Recorded information section start

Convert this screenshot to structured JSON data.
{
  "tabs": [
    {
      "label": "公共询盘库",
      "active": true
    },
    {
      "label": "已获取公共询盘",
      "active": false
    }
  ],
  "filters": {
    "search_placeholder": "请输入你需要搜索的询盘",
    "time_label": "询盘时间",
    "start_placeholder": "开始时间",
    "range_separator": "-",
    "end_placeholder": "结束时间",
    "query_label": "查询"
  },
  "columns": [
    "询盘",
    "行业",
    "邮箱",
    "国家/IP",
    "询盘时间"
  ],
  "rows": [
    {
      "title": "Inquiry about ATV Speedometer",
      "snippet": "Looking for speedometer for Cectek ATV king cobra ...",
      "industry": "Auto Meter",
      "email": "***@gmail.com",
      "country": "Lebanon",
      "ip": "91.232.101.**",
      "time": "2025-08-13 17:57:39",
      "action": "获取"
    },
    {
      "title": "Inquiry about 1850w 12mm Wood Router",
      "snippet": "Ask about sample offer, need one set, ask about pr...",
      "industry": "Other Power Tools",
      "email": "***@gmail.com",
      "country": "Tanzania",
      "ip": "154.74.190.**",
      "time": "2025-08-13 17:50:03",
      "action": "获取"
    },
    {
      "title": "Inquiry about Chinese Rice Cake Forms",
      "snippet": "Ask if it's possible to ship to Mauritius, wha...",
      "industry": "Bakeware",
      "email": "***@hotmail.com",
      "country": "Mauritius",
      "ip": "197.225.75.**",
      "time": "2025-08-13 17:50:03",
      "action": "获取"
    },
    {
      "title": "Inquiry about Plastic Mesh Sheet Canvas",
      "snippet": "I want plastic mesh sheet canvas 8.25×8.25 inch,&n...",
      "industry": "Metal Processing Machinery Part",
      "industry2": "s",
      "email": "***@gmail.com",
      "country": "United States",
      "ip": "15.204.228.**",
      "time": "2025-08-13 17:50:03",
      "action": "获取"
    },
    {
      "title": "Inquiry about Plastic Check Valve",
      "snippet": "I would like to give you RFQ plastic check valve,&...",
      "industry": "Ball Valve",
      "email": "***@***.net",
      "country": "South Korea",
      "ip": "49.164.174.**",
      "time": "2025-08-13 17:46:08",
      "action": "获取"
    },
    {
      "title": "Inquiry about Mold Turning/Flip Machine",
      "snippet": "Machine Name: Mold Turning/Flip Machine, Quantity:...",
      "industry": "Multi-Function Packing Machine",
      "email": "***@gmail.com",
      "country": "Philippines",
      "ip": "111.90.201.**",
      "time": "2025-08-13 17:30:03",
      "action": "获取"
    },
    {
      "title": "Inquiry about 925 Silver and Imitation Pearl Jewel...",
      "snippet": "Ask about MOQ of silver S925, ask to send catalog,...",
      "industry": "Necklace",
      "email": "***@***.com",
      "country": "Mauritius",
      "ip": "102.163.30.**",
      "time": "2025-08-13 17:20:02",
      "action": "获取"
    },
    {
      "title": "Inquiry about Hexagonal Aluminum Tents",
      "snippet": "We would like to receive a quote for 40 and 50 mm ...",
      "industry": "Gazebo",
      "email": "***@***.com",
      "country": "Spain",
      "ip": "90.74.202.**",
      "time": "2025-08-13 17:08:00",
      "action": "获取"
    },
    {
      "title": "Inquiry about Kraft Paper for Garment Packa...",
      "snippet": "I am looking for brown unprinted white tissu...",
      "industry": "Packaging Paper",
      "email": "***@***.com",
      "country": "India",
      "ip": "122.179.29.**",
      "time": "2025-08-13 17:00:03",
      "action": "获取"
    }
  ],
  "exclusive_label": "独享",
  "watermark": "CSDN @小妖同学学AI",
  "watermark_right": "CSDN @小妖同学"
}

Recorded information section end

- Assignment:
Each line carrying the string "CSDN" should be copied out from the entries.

- Answer space:
  "watermark": "CSDN @小妖同学学AI",
  "watermark_right": "CSDN @小妖同学"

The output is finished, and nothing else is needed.